(b. Corney, Cumberland, England, October 1753; d. London, England, June 1836)
mathematics, optics, physics
Troughton was one of the most competent mathematical instrument makers of the late eighteenth and early nineteenth centuries. In many ways his career was parallel to that of Jesse Ramsden, his earlier counterpart, whom he was to replace as the foremost instrument maker of England.
In 1770 Troughton was apprenticed to his elder bother, John, who specialized in dividing and engraving instruments for other makers. His shop was on Surrey Street, in the Strand. In 1779 John and Edward Troughton became partners, and in 1782 they bought the business of Benjamin Cole at “The Sign of the Orrery,” at 136 Fleet Street. This was a well-established enterprise, having been founded by John Worgan about 1680 and continued, in turn, by John Rowley, Thomas Wright, and the two Benjamin Coles, father and son.
John Troughton died in 1784; and Edward conducted the business alone until 1826, when he joined with William Simms, a skilled instrument maker. The firm was renamed Troughton and Simms and, after Troughton’s retirement in 1831, continued under that name until 1922 when, through a merger, it became Cooke, Troughton and Simms Ltd.
Troughton’s reputation rested on the accuracy and beautiful proportions of his instruments. In 1822 he wrote, “The beauty of the instruments. In 1822 he wrote, “The beauty of the instrument lies not in the flourishes of the engraver, chaser and carver but in the uniformity of figure and just proportion alone.”

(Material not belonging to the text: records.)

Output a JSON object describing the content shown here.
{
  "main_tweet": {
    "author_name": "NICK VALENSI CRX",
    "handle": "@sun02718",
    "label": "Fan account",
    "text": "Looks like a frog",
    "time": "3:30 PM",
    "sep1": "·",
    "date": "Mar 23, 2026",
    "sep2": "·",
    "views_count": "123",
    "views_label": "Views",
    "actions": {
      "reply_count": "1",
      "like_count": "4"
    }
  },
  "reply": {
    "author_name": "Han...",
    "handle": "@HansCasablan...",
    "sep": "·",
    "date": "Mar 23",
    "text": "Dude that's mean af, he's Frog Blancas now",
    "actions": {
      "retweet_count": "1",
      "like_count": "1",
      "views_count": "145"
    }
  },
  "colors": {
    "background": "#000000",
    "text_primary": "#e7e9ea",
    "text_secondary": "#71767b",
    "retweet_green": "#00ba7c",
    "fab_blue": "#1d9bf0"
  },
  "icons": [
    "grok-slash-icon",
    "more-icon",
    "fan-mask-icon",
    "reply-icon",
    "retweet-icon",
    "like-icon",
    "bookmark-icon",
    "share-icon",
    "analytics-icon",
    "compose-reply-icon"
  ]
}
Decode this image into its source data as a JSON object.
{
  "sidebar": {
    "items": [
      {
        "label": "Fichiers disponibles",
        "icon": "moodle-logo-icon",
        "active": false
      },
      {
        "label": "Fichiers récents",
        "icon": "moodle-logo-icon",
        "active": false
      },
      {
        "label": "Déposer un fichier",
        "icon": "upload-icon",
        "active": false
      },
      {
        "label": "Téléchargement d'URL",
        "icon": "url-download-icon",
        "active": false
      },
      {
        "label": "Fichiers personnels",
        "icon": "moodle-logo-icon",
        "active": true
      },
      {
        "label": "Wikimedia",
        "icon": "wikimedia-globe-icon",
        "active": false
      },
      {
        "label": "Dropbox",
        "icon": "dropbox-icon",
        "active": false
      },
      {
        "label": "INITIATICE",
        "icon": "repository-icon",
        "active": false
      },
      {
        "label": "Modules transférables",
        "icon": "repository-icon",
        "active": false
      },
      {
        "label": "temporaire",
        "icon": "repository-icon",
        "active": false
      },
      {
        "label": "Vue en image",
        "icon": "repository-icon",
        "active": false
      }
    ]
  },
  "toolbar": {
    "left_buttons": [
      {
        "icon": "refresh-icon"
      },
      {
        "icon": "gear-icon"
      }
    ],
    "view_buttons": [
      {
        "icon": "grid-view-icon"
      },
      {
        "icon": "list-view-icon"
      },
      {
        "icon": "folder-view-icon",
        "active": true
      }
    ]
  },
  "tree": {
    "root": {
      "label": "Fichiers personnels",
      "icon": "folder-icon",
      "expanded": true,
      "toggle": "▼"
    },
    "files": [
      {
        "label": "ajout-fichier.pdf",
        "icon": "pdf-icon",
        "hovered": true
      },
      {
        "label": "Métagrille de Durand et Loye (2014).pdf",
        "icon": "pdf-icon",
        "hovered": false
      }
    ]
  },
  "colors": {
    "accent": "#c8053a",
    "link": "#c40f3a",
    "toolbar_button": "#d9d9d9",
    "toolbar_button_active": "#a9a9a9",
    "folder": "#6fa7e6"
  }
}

Troughton made many contributions to the development of instrument making; in 1788 an improvement of Hadley’s quadrant; in 1790 a mercurial pendulum; and in 1796 a refined version of the Borda, or reflecting circle. He was responsible for substituting spider web filaments for hair or wire in his optical micrometers.
Troughton’s most notable achievement was the improvement of the method of dividing a circle. His paper on this in 1809 won him the Copley Medal from the Royal Society of London, which elected him a fellow the following year. In 1822 hewas elected a fellow of the Royal society of Edinburgh. He was a founding member of the Royal Astronomical Society.

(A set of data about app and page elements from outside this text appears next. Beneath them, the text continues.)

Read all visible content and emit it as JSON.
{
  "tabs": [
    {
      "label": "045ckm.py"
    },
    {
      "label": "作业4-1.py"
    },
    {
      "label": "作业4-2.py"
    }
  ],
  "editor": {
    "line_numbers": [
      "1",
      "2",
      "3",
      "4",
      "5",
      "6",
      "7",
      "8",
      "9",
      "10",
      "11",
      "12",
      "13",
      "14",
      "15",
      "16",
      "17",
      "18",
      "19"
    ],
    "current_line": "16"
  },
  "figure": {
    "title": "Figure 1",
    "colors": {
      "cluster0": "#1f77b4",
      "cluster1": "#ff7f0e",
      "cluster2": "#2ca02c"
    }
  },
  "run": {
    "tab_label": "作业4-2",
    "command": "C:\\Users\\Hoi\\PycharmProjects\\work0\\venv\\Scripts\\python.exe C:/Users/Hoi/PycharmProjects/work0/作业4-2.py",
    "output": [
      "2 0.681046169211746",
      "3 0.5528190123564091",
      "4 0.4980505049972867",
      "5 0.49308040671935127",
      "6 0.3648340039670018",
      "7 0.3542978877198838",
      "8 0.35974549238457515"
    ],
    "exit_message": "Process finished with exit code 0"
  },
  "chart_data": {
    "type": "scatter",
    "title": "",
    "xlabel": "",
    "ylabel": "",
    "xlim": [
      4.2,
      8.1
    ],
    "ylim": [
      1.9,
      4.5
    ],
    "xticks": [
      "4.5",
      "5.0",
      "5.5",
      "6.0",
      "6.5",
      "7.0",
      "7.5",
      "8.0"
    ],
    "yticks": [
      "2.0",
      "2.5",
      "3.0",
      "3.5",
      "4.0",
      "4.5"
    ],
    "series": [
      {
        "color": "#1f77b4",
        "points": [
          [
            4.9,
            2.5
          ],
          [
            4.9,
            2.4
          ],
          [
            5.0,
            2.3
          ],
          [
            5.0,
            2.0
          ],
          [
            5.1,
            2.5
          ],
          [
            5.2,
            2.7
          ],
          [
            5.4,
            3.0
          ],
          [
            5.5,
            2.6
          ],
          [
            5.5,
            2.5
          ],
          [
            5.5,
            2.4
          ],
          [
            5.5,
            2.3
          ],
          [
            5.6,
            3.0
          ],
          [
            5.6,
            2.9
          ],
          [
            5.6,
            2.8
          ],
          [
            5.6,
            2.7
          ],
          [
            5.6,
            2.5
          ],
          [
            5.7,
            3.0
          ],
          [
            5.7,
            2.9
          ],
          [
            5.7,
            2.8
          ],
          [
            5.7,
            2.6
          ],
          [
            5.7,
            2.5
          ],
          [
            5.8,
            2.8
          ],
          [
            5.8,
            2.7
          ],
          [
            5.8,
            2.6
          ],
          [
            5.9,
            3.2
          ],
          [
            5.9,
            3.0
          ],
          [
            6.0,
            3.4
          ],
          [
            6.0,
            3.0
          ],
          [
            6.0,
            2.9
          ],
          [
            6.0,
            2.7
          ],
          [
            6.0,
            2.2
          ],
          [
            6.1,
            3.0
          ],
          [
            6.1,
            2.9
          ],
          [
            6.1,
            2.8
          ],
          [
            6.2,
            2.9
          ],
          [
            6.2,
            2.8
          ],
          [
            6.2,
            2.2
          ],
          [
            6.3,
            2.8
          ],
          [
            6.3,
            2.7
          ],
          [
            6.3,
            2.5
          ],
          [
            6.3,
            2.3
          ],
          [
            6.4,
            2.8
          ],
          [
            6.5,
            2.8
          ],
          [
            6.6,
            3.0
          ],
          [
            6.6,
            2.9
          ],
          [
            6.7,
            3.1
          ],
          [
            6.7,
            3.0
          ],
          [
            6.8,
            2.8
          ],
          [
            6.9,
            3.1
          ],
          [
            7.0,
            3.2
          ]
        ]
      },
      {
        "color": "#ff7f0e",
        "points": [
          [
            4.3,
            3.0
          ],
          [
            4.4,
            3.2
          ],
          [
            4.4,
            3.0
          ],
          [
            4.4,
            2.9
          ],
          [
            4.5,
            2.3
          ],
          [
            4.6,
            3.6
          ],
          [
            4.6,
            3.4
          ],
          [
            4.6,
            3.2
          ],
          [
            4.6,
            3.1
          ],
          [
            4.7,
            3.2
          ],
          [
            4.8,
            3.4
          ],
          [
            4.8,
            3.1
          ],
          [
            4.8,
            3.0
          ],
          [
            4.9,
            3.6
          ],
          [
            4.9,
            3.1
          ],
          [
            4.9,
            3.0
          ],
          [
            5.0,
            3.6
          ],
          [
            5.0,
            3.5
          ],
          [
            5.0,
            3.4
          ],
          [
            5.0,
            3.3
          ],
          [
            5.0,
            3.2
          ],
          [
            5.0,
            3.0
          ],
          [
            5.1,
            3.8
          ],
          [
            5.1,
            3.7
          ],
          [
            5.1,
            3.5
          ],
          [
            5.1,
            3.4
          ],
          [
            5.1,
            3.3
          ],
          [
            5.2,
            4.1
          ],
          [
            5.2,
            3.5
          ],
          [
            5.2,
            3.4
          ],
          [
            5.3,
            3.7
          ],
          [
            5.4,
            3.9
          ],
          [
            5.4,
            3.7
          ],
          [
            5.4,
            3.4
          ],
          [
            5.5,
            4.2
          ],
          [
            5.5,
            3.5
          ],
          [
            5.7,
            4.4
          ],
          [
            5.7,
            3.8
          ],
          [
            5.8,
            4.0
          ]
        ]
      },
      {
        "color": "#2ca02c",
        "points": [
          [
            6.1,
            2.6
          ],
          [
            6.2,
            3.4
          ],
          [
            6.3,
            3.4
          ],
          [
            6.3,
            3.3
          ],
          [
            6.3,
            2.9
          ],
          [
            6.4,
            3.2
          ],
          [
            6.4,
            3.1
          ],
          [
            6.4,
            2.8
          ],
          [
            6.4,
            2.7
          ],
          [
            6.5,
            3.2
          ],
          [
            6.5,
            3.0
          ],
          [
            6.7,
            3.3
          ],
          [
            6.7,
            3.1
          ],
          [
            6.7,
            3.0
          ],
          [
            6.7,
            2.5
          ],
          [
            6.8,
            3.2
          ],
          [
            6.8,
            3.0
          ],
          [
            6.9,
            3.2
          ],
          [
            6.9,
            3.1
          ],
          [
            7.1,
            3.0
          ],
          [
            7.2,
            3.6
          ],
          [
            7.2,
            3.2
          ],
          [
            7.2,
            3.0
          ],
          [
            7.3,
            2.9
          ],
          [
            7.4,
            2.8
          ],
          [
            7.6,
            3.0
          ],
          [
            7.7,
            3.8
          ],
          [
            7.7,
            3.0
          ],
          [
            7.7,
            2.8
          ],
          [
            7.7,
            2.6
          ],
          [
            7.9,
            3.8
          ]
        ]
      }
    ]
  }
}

Examples of his instruments are to be found in the Kensington Science Museum, London; the museums of the history of science in Oxford and Florence; the Whipple Museum Cambridge; the National Maritime Museum, Greenwich; the Peabody Museum, Salem, Massachusetts; the Conservatorie des Arts et Mètiers, Paris; and the Smithsonian Institution, Washington, D.C.
I. Original Works. Troughton’s works are “An Account of a Method of Dividing Astronomical and Other Instruments by Ocular Inspection, in which the Usual Tools for Graduating Are Not Employed, etc.,” in philosophical Transactions of the Royal Society, 99 , pt. 1 (1890), 105 –145; On the Repeating and Altitude-Azimuth Circle (London, 1812); and “An Account of the Repeating Circle and of the Altitude and Azimuth Instrument, Describing Their Different constructions, Etc.,” in Memoirs of the Astronomical Society, 33 (1821), and in Philosophical Magazine (1822).
II. Secondary Literature. On Troughton’s life and work, see the Dictionary of National Biography, XIX (London, 1917), 1186–1187. Other works include Maria Lusia Bonelli, Catalogo degli Strumenti del Museo di Storia della Scienza (Florence, 1954), pp.67, 204, 206, 225; Maurice Daumas, Les instruments scientifiques au XVII et XVIII siècles (Paris, 1953), 320–321; Nicholas Goodison, English Barometers, 1680–1860 (New York, 1968), 240; Henry C. King, The History of the Telescope (London, 1955), 230–236; J. A. Repsold, Zur Geschichte der astronomischen Messwerkzeuge, 1450–1830 (Leipzig, 1908), 118–122; E. G. R. Taylor, The Mathematical Practitioners of Hanoverian England (London, 1966), 298–299; and E. Wilfred Taylor and J. Simms Wilson. At the Sign of the Orrey, pp. 24–30.
Roderick S. Webster